In late 1812 or early 1813, the London-built, Russian-owned frigate Neva foundered on rocks somewhere near Sitka Sound, in Tlingit territory on Baranof or Kruzof Islands, SE Alaska, (map). The Neva was a prominent ship of Russian colonial Alaska having, for example, taken part in the 1804 Battle of Sitka as well as making multiple round trips during the maritime fur trade hauling sea otter pelts to Chinese and Russian ports. The actual wreck site has never been found. However, in 2012 archaeologists led by Dave McMahon and the Sitka Historical Society found a small historical-era site which they thought might be where the 28 survivors of the wreck sheltered for a month before being rescued in January 1813. An intriguing and suggestive find in 2012 was an apparent cache of Russian made axeheads (above), suggesting further work was called for. In 2015, a fuller excavation took place finding a remarkable assemblage “focused on survival”, not at all typical of early historic settlement sites. So, while there is no smoking gun yet, such as crockery with the Neva’s monogram, there are plenty of indicators that this site is where the survivors sheltered in the not-entirely benign Alaskan winter while awaiting a rescue that might never come.
There’s a really good, detailed press release from the funding body National Science Foundation (NSF) from which I link these pictures – available here in high resolution. There’s also a good article from the Alaska Dispatch News which adds more information and quotes from the team. Above all, there is a well-done short video (2 mins) of the project.
Three of the above artifacts are of special interest. “C” is a fish hook made out of a nail – that is, not a manufactured fish hook. This poignant artifact suggests a scramble for survival on that chilly island bank. Artifact “i” is a musket ball — but not any musket ball, it has been cut down to, presumably, fit into a smaller calibre weapon such as a pistol. (And, it’s not the first hand-made musket ball we’ve seen on this blog from Sitka!) And the gun-flints (g,h,) showed striking patterns more typical of flint-to-steel fire lighting than of gun-fire (and tiny flakes of flint were also found). It seems they left the sinking ship with a limited amount of supplies, and had to fit mismatched items together. All the same, someone had the idea of grabbing some navigational dividers (A).
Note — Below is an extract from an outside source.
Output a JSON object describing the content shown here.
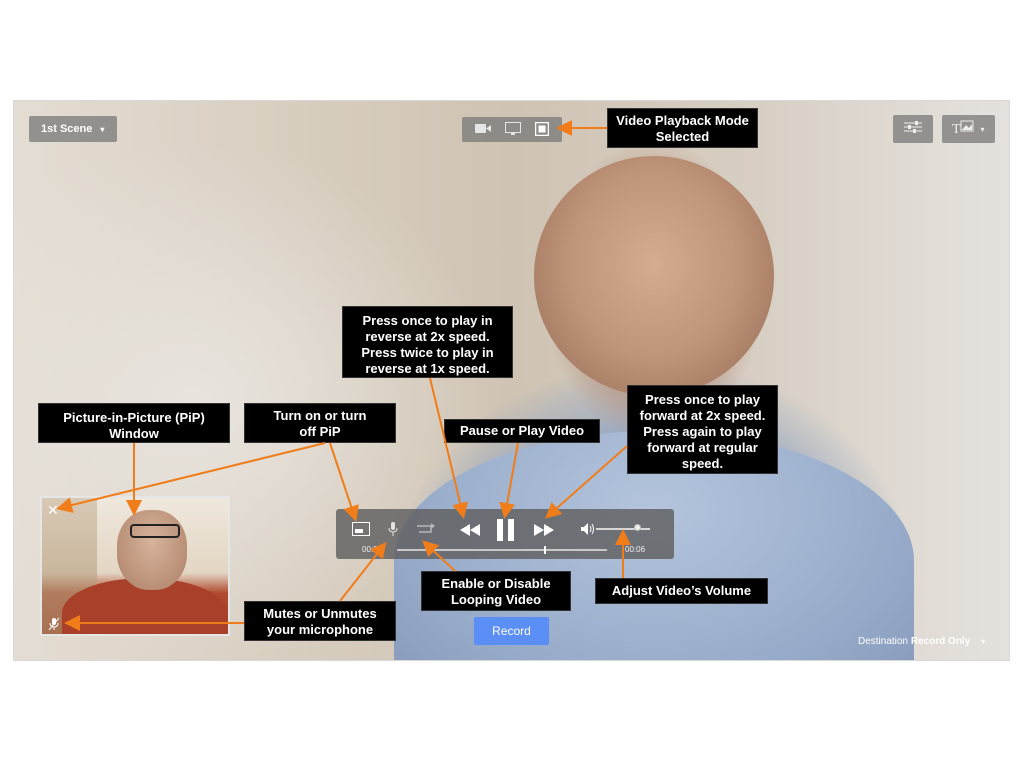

None of these are unequivocally from the Neva. As is common in archaeology, you also have to think of what is missing. A typical historical site of this vintage would undoubtedly contain glass and ceramics – bottles, broken bottles, other glass, the remains of plates and bowls. A variety of domestic items in general left by people who would be planning on staying a while. Instead we see a very limited (so far) presentation or archaeological signature of a more random selection of artifacts, several of which have been cleverly, yet somewhat crudely, re-purposed. It’s a really interesting glimpse into a short event, indeed, it’s doing what archaeology does surprisingly well, considering the scope of time it deals with: a compelling documentation of micro-time in an otherwise unknown struggle. As McMahan says,
….. one of the strongest indications that the researchers have found the site of the Neva survivor camp is that all of the artifacts point toward short-term goals such as starting fires and scavenging.
“The flavor of the collection is one of survival, rather than settlement,” McMahan said.
Just don’t think of those countless other survivor camps which must be scattered along the coast, the lonely ones where rescue never came. Where the survivors turned to drinking urine and slowly eating each others’ lower limbs while shrieking in blood-curdling, primordial savagery through red-crusted beards. I said, don’t think of those sites!
Further scientific tests may well firm up the association with the Neva. For example, the copper sheathing shown above may be traceable to a certain source, hopefully typical of British shipbuilding.